If you are putting some effort into decor, DIY or details at your wedding, you will want to let your photographer know, and build in some time in the day for them to capture these items. Maybe you spent a lot of time or money on signage, maybe your ceremony florals are super important to you, or maybe your mom made 200 tiny jars of homemade jam. Give your photographer a heads up on these items because they might miss something! Also, if you want a big, sweeping shot of your reception area before guests enter- you will definitely need to build in time at the end of your cocktail hour for them to get those shots!
Don’t forget about sunset

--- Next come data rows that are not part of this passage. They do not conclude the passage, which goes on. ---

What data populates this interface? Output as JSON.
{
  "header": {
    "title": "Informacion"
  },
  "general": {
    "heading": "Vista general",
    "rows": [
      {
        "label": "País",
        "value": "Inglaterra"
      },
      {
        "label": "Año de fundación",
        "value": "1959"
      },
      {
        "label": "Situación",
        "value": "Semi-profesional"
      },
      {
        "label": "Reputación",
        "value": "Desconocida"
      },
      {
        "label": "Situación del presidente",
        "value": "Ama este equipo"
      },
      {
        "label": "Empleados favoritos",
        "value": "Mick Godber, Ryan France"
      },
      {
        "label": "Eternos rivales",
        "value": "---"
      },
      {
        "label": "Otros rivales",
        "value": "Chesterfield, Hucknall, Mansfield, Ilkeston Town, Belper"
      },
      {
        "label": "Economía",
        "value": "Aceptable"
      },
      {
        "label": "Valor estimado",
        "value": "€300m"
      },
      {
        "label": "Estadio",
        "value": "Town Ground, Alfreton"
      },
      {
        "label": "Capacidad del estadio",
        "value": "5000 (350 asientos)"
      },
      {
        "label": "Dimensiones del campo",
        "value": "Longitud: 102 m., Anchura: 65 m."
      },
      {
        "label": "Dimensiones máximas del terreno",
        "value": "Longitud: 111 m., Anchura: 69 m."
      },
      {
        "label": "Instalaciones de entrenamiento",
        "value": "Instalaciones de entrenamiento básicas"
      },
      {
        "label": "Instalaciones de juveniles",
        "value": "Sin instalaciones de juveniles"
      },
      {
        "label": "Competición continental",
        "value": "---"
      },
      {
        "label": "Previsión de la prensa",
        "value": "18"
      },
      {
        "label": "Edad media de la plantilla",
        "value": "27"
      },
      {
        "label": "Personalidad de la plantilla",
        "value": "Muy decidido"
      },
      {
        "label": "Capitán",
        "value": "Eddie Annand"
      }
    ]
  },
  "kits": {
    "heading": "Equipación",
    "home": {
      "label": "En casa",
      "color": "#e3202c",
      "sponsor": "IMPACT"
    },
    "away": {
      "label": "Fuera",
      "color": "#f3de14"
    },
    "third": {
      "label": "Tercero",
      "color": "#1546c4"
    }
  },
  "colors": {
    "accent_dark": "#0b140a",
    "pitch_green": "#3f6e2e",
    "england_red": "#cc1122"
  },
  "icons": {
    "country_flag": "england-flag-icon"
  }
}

I always like to build in about 10 minutes right at sunset for your photographer to steal you and your partner away from the party to capture those romantic, glowy shots. It’s called “magic hour” in the wedding industry for a reason! Depending on your location and photographer, you may also want to schedule in a short late-night photo session! This might be a peaceful, fun moment just for the two of you during a crazy day…or you may want to skip these all together so you can have an extra margarita and eat your food and hang with your friends. UP TO YOU!
More than likely you don’t need your photographer there til the very end of the party. People get drunk, sweaty, and all of the dancing photos start to look the same. Most wedding photography packages are a set number of hours- 6, 8, 10 – so you will want to figure out when they are arriving and do the math from there on when they will leave. Typically, I think an hour after dancing begins is a good time for them to leave, but you will also want to consider if you are doing a late night snack or a grand exit that you want them to capture. Consider their end time when you are scheduling your dessert, bouquet toss, money dance or any other important reception activities you want pro photos of!
OK! That was a shit ton of information but it’s so important to consider if you are still shopping for a photographer (how many hours to do I need these people for anyway?!) or close to your day and finalizing your timeline. Bottom line, talk to your photographer! They should be willing to go through all of this with you and give you advice.